Understanding Epidemics and Pandemics
Decoding the Enigma of Epidemics and Pandemics: A Deep Dive into Public Health
Public health is a vast and complex field that involves a multitude of topics, and nowhere is this complexity more apparent than in the study of epidemics and pandemics. These global health emergencies have profound impacts on societies and economies, and understanding their dynamics is vital to our collective well-being. This article aims to demystify these often misunderstood terms, shedding light on their origins, impacts, and our responses to them.
Unveiling the Definitions: Epidemics and Pandemics
Epidemics and pandemics are terms often used interchangeably in public discourse, but they refer to different phenomena in the field of public health. An epidemic is defined as an increase, often sudden, in the number of cases of a disease above what is normally expected in a population in a given area. On the other hand, a pandemic refers to an epidemic that has spread over multiple countries or continents, usually affecting a large number of people.
The World Health Organization (WHO) further distinguishes these terms based on severity, scale, and impact. Epidemics are usually confined to a locality or region, while pandemics have a global impact. The 2014 Ebola outbreak in West Africa was an epidemic because it was largely confined to three countries. In contrast, the ongoing COVID-19 crisis is a pandemic because it is affecting countries and territories around the world.
Origins and Causes of Epidemics and Pandemics

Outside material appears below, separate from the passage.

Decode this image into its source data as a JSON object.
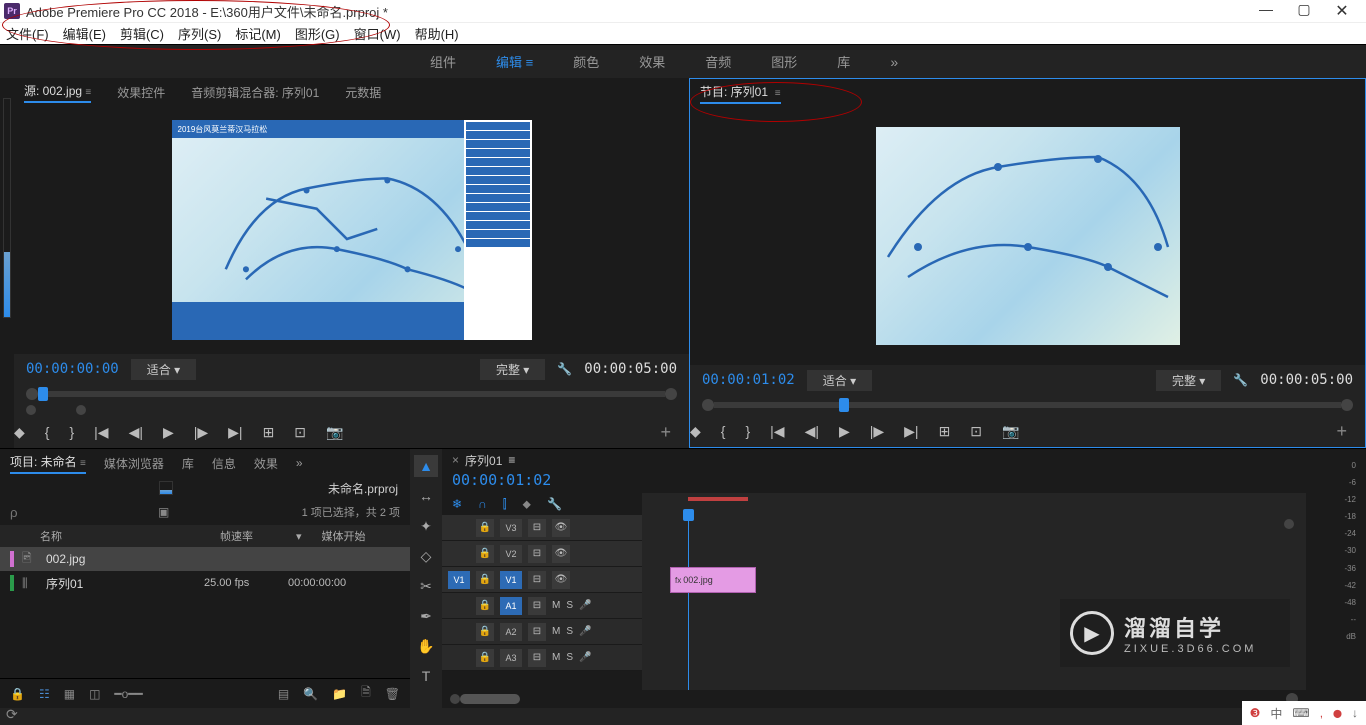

Epidemics and pandemics can originate from a variety of sources. Many are caused by infectious agents such as bacteria, viruses, or parasites. Others result from changes in the environment, human behavior, or the introduction of new disease vectors.
The Spanish flu pandemic of 1918, one of the deadliest in history, was caused by an H1N1 virus. More recent pandemics, including HIV/AIDS and COVID-19, have been caused by viruses that crossed species barriers to infect humans.
The Impact on Public Health and Society
The impacts of epidemics and pandemics are far-reaching. Beyond the immediate health effects, they can cause economic disruption, strain healthcare systems, and lead to social and political unrest. They also highlight inequalities in healthcare access and outcomes.
The COVID-19 pandemic, for instance, has led to unprecedented global economic contractions, job losses, and increased poverty rates. It has also exposed and exacerbated health disparities, both within and between countries.
Responding to Epidemics and Pandemics
Response to epidemics and pandemics involves a coordinated effort from local, national and international health agencies. Strategies for containment often include surveillance, vaccination, early detection, isolation, and treatment.
Public health education is also crucial in fighting these global health emergencies. Accurate and timely information can help individuals understand the risks and take appropriate preventive measures.
Looking Ahead: Strengthening Our Defenses
Despite the challenges posed by epidemics and pandemics, they also offer opportunities for innovation and improvement in public health. Lessons learned from past events have led to advancements in disease surveillance, vaccine development, and healthcare delivery.
As we navigate the current pandemic and prepare for future ones, we must continue to strengthen our public health systems, invest in research, and foster international cooperation. Only by doing so can we hope to mitigate the impact of these global health emergencies and create a healthier, more resilient world.
Understanding epidemics and pandemics is more than just parsing definitions. It’s about recognizing their roots in our interconnected world, acknowledging their wide-ranging impacts, and working collectively to respond to them. By unpacking these complex phenomena, we can better equip ourselves to face the public health challenges of the 21st century.